## Required action
Give the records again exactly, with every character kept.

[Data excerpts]

************

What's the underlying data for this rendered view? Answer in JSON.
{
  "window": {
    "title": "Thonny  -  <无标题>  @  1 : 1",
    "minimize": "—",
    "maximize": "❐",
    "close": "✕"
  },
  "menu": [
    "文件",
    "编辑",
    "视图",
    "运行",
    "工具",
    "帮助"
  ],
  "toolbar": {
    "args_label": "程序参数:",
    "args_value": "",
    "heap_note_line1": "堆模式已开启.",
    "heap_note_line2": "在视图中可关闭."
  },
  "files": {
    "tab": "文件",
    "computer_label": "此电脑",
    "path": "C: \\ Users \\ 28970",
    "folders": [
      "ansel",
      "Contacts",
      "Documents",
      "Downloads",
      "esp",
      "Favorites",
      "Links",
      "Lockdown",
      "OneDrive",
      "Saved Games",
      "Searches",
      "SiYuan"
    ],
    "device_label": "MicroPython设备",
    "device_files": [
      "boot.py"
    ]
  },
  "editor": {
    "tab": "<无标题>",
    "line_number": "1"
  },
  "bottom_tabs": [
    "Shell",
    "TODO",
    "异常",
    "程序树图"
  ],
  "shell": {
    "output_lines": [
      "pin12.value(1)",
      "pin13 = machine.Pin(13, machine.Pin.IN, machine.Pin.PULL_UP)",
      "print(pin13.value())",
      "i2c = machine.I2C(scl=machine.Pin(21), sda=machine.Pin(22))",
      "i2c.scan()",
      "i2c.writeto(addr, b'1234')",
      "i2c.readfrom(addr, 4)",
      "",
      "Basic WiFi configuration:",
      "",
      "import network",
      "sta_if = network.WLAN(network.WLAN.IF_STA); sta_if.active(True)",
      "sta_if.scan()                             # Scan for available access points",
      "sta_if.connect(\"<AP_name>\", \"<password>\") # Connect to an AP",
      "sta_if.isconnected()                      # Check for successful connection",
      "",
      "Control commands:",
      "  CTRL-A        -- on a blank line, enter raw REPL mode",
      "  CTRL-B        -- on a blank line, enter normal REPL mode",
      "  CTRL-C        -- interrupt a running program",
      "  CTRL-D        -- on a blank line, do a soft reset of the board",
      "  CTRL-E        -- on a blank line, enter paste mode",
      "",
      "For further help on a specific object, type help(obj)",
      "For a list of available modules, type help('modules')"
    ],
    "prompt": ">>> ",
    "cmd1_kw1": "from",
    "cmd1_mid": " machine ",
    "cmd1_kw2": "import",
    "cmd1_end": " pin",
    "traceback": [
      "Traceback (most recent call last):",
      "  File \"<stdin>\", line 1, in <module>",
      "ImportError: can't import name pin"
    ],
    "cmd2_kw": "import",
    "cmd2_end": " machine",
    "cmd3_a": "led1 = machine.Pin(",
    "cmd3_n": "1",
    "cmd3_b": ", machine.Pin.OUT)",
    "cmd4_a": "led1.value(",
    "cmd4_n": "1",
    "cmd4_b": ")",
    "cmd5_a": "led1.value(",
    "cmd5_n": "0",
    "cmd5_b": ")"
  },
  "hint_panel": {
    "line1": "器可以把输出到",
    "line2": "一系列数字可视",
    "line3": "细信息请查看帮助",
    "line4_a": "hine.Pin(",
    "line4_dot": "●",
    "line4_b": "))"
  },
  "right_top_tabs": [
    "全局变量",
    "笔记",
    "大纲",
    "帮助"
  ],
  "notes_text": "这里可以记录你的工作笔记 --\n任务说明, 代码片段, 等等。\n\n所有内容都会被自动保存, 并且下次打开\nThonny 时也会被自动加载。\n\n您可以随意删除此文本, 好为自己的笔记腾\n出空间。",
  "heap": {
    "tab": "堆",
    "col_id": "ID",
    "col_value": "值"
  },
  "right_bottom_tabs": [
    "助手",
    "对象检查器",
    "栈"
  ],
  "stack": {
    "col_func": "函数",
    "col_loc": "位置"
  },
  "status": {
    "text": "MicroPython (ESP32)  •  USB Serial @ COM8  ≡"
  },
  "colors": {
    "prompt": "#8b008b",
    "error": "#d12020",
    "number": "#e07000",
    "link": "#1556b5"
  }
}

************

## Response area
What's the underlying data for this rendered view? Answer in JSON.
{
  "window": {
    "title": "Thonny  -  <无标题>  @  1 : 1",
    "minimize": "—",
    "maximize": "❐",
    "close": "✕"
  },
  "menu": [
    "文件",
    "编辑",
    "视图",
    "运行",
    "工具",
    "帮助"
  ],
  "toolbar": {
    "args_label": "程序参数:",
    "args_value": "",
    "heap_note_line1": "堆模式已开启.",
    "heap_note_line2": "在视图中可关闭."
  },
  "files": {
    "tab": "文件",
    "computer_label": "此电脑",
    "path": "C: \\ Users \\ 28970",
    "folders": [
      "ansel",
      "Contacts",
      "Documents",
      "Downloads",
      "esp",
      "Favorites",
      "Links",
      "Lockdown",
      "OneDrive",
      "Saved Games",
      "Searches",
      "SiYuan"
    ],
    "device_label": "MicroPython设备",
    "device_files": [
      "boot.py"
    ]
  },
  "editor": {
    "tab": "<无标题>",
    "line_number": "1"
  },
  "bottom_tabs": [
    "Shell",
    "TODO",
    "异常",
    "程序树图"
  ],
  "shell": {
    "output_lines": [
      "pin12.value(1)",
      "pin13 = machine.Pin(13, machine.Pin.IN, machine.Pin.PULL_UP)",
      "print(pin13.value())",
      "i2c = machine.I2C(scl=machine.Pin(21), sda=machine.Pin(22))",
      "i2c.scan()",
      "i2c.writeto(addr, b'1234')",
      "i2c.readfrom(addr, 4)",
      "",
      "Basic WiFi configuration:",
      "",
      "import network",
      "sta_if = network.WLAN(network.WLAN.IF_STA); sta_if.active(True)",
      "sta_if.scan()                             # Scan for available access points",
      "sta_if.connect(\"<AP_name>\", \"<password>\") # Connect to an AP",
      "sta_if.isconnected()                      # Check for successful connection",
      "",
      "Control commands:",
      "  CTRL-A        -- on a blank line, enter raw REPL mode",
      "  CTRL-B        -- on a blank line, enter normal REPL mode",
      "  CTRL-C        -- interrupt a running program",
      "  CTRL-D        -- on a blank line, do a soft reset of the board",
      "  CTRL-E        -- on a blank line, enter paste mode",
      "",
      "For further help on a specific object, type help(obj)",
      "For a list of available modules, type help('modules')"
    ],
    "prompt": ">>> ",
    "cmd1_kw1": "from",
    "cmd1_mid": " machine ",
    "cmd1_kw2": "import",
    "cmd1_end": " pin",
    "traceback": [
      "Traceback (most recent call last):",
      "  File \"<stdin>\", line 1, in <module>",
      "ImportError: can't import name pin"
    ],
    "cmd2_kw": "import",
    "cmd2_end": " machine",
    "cmd3_a": "led1 = machine.Pin(",
    "cmd3_n": "1",
    "cmd3_b": ", machine.Pin.OUT)",
    "cmd4_a": "led1.value(",
    "cmd4_n": "1",
    "cmd4_b": ")",
    "cmd5_a": "led1.value(",
    "cmd5_n": "0",
    "cmd5_b": ")"
  },
  "hint_panel": {
    "line1": "器可以把输出到",
    "line2": "一系列数字可视",
    "line3": "细信息请查看帮助",
    "line4_a": "hine.Pin(",
    "line4_dot": "●",
    "line4_b": "))"
  },
  "right_top_tabs": [
    "全局变量",
    "笔记",
    "大纲",
    "帮助"
  ],
  "notes_text": "这里可以记录你的工作笔记 --\n任务说明, 代码片段, 等等。\n\n所有内容都会被自动保存, 并且下次打开\nThonny 时也会被自动加载。\n\n您可以随意删除此文本, 好为自己的笔记腾\n出空间。",
  "heap": {
    "tab": "堆",
    "col_id": "ID",
    "col_value": "值"
  },
  "right_bottom_tabs": [
    "助手",
    "对象检查器",
    "栈"
  ],
  "stack": {
    "col_func": "函数",
    "col_loc": "位置"
  },
  "status": {
    "text": "MicroPython (ESP32)  •  USB Serial @ COM8  ≡"
  },
  "colors": {
    "prompt": "#8b008b",
    "error": "#d12020",
    "number": "#e07000",
    "link": "#1556b5"
  }
}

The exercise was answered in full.